> [What you should do]: Return all the data, word for word.

> [Material provided]:
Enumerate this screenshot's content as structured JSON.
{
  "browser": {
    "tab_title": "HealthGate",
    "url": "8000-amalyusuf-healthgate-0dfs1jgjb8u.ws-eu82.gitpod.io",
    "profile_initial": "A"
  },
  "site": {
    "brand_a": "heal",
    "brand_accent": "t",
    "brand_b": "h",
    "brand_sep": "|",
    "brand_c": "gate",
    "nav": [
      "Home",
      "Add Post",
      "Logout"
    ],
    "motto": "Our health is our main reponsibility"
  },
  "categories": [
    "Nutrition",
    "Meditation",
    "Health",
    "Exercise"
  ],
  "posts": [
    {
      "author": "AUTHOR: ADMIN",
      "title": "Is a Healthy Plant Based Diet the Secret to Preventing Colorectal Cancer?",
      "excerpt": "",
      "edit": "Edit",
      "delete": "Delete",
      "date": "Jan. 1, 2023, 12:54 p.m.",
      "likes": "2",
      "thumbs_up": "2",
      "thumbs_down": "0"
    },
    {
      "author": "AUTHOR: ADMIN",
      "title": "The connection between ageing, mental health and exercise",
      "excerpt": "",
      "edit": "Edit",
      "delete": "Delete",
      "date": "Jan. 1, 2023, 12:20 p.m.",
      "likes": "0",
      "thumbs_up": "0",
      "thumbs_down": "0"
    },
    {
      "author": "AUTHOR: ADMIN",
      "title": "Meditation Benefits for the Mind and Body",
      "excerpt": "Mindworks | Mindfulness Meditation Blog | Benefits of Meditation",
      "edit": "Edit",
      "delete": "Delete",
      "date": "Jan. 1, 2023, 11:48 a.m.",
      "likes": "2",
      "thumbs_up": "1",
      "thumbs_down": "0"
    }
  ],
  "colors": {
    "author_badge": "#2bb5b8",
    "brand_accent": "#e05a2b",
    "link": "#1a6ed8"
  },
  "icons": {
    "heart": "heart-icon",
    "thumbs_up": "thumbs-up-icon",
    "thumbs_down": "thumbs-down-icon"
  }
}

> [Result]:
Enumerate this screenshot's content as structured JSON.
{
  "browser": {
    "tab_title": "HealthGate",
    "url": "8000-amalyusuf-healthgate-0dfs1jgjb8u.ws-eu82.gitpod.io",
    "profile_initial": "A"
  },
  "site": {
    "brand_a": "heal",
    "brand_accent": "t",
    "brand_b": "h",
    "brand_sep": "|",
    "brand_c": "gate",
    "nav": [
      "Home",
      "Add Post",
      "Logout"
    ],
    "motto": "Our health is our main reponsibility"
  },
  "categories": [
    "Nutrition",
    "Meditation",
    "Health",
    "Exercise"
  ],
  "posts": [
    {
      "author": "AUTHOR: ADMIN",
      "title": "Is a Healthy Plant Based Diet the Secret to Preventing Colorectal Cancer?",
      "excerpt": "",
      "edit": "Edit",
      "delete": "Delete",
      "date": "Jan. 1, 2023, 12:54 p.m.",
      "likes": "2",
      "thumbs_up": "2",
      "thumbs_down": "0"
    },
    {
      "author": "AUTHOR: ADMIN",
      "title": "The connection between ageing, mental health and exercise",
      "excerpt": "",
      "edit": "Edit",
      "delete": "Delete",
      "date": "Jan. 1, 2023, 12:20 p.m.",
      "likes": "0",
      "thumbs_up": "0",
      "thumbs_down": "0"
    },
    {
      "author": "AUTHOR: ADMIN",
      "title": "Meditation Benefits for the Mind and Body",
      "excerpt": "Mindworks | Mindfulness Meditation Blog | Benefits of Meditation",
      "edit": "Edit",
      "delete": "Delete",
      "date": "Jan. 1, 2023, 11:48 a.m.",
      "likes": "2",
      "thumbs_up": "1",
      "thumbs_down": "0"
    }
  ],
  "colors": {
    "author_badge": "#2bb5b8",
    "brand_accent": "#e05a2b",
    "link": "#1a6ed8"
  },
  "icons": {
    "heart": "heart-icon",
    "thumbs_up": "thumbs-up-icon",
    "thumbs_down": "thumbs-down-icon"
  }
}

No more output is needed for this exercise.